"I might reply by asking you why you crept into my backyard like a thief. If you had minded your own business you would not be here. As it is, I admit that we have had to infringe your rights. My only defence is that small claims must give way to great. As far as we know, we are doing what has never been done in the history of man, perhaps never in the history of the universe. We have learned how to jump off the speck of matter on which our species began; infinity, and therefore perhaps eternity, is being put into the hands of the human race. You cannot be so small-minded as to think that the rights or the life of an individual or of a million individuals are of the slightest importance in comparison with this."
"I happen to disagree," said Ransom, "and I always have disagreed, even about vivisection. But you haven't answered my question. What do you want me for? What good am I to do you on this - on Malacandra?"
"That I don't know," said Weston. "It was no idea of ours. We are only obeying orders."
There was another pause. "Come," said Weston at last. "There is really no use in continuing this cross-examination. You keep on asking me questions I can't answer: in some cases because I don't know the answers, in others because you wouldn't understand them. It will make things very much pleasanter during the voyage if you can only resign your mind to your fate and stop bothering yourself and us. It would be easier if your philosophy of life were not so insufferably narrow and individualistic.
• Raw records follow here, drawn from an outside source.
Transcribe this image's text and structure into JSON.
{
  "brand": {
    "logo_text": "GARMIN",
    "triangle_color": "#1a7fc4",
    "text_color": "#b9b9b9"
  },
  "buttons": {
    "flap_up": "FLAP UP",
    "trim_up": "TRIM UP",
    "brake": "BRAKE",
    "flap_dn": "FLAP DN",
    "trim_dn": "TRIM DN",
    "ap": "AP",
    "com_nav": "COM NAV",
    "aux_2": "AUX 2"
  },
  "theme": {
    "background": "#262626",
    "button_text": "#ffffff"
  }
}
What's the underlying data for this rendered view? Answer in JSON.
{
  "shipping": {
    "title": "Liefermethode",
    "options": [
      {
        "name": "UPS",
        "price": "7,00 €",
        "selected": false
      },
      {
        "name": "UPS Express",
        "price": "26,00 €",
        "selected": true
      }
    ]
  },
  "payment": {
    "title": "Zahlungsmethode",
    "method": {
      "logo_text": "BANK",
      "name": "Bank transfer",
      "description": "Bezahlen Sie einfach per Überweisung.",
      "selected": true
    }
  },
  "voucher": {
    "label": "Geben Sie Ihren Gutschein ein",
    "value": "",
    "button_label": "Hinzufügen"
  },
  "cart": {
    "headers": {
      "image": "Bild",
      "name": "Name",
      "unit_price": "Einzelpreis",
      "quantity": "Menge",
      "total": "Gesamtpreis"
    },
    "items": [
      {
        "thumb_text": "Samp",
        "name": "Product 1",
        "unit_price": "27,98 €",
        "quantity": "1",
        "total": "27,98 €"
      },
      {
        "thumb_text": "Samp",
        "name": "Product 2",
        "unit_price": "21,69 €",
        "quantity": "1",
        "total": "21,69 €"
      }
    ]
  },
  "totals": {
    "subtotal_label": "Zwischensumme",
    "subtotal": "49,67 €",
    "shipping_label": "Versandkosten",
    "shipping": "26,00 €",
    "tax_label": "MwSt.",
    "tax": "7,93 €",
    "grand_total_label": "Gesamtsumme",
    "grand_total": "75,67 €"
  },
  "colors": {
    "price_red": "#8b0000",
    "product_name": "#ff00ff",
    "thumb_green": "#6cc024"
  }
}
I had thought no one could fail to be inspired by the role you are being asked to play: that even a worm, if it could understand, would rise to the sacrifice. I mean, of course, the sacrifice of time and liberty, and some little risk. Don't misunderstand me."
"Well," said Ransom, "you hold all the cards, and I must make the best of it. I consider your philosophy of life raving lunacy. I suppose all that stuff about infinity and eternity means that you think you are justified in doing anything - absolutely anything - here and now, on the off chance that some creatures or other descended from man as we know him may crawl about a few centuries longer in some part of the universe."
"Yes - anything whatever," returned the scientist sternly, "and all educated opinion - for I do not call classics and history and such trash education - is entirely on my side. I am glad you raised the point, and I advise you to remember my answer. In the meantime, if you will follow me into the next room, we will have breakfast. Be careful how you get up: your weight here is hardly appreciable compared with your weight on Earth."
Ransom rose and his captor opened the door. Instantly the room was flooded with a dazzling golden light which completely eclipsed the pale earthlight behind him.
"I will give you darkened glasses in a moment," said Weston as he preceded him into the chamber whence the radiance was pouring. It seemed to Ransom that Weston went up a hill towards the doorway and disappeared suddenly downwards when he had passed it. When he followed - which he did with caution - he had the curious impression that he was walking up to the edge of a precipice: the new room beyond the doorway seemed to be built on its side so that its farther wall lay almost in the same plane as the floor of the room he was leaving. When, however, he ventured to put forward his foot, he found that the floor continued flush and as he entered the second room the walls suddenly righted themselves and the rounded ceiling was over his head. Looking back, he perceived that the bedroom in its turn was now keeling over -its roof a wall and one of its walls a roof.